Directed by: Roberto Benigni || Produced by: Gianluigi Braschi, Elda Ferri
Screenplay by: Roberto Benigni, Vincenzo Cerami || Starring: Roberto Benigni, Nicoletta Braschi, Giorgio Cantarini, Giustino Durano, Horst Buchholz
Music by: Nicola Piovani || Cinematography: Tonino Delli Colli || Editing by: Simona Paggi || Country: Italy || Language: Italian, German
Running Time: 116 minutes
Sometimes, you just need a happy movie. Sometimes, you need a happy movie for even the darkest of stories. La Vita e Bella, also known as Life is Beautiful, is a very happy movie despite covering a very sad moment in recent history.
The film is lead by the triple directing, writing, and starring effort of Roberto Benigni, who acts as the super-likable protector of innocence for the whole narrative. That is what this movie is about: The protection and preservation of innocence. For the most part, the movie does a good job portraying its optimistic theme effectively through its sympathetic cast of Benigni, Nicoletta Braschi (Benigni’s actual wife), and Giorgio Cantarini. Benigni is charming and makes for a great protagonist. The way he woos his wife, mocks the Italian Fascist Party, and how he safeguards his young son from the horrors of the Holocaust are both funny and emotionally powerful. Through Benigni, the movie manages to be lighthearted and deadly serious at the same time. Although about the same subject, Life is Beautiful is a totally different film than, say, Schindler’s List (1993).
Ironically, the best shot in the whole movie is when the story is at its darkest.
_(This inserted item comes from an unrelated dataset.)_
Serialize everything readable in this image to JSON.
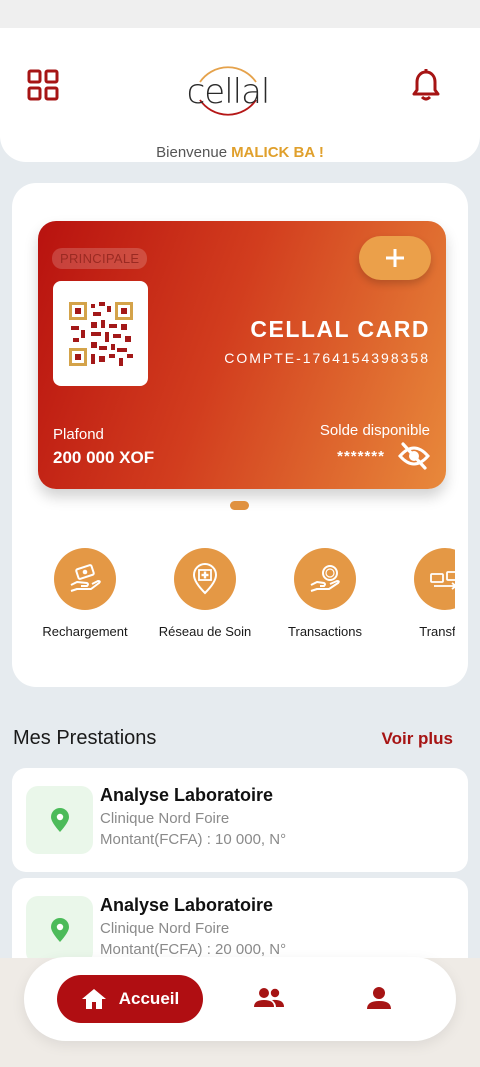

The haunting visual of Benigni carrying his son through a concentration camp near the end of the war, walking cautiously through waves of fog only to come across a mountain of corpses, and then slowly backing away before his son can view the horror, is such a poignantly beautiful moment that summarizes the movie’s theme.
The movie does have a few significant faults, though. As playful as much of the films is, some of the slapstick performed by Benigni grows repetitive. Life is Beautiful has one style of humor, and it does it well, but this one-trick pony can only entertain for so long. Additionally, the first act establishes the principal family’s backstory, sets up Benigni’s character, and foreshadows the fascist horrors to come, but it lasts far too long. This long-winded opening act slows the story to a crawl before any threat or conflict arises. There’s too much comedic filler, in other words. The movie runs 116 minutes and has enough content for about two thirds of that length.
Despite some editing and repetition issues, however, Life is Beautiful is an upbeat success that tells a serious story while not taking itself too seriously. It’s an oddball approach to an infamous period in history that has spawned countless fictional narratives, and it manages to stand on its own. Benigni hasn’t crafted a sublime work, but he knows his strengths well enough to craft a story that is truly his own.
SUMMARY & RECOMMENDATION: Benigni’s charm and likability are what carry this film. He is a relatable everyman who works toward an honorable goal, and it is no chore to root for him whatever the situation.
— However… some of Benigni’s humor gets repetitive. The first act needs plenty of editing.
? If I was grading this movie on adorable child actors, Giorgio Cantarini would get an “A +.”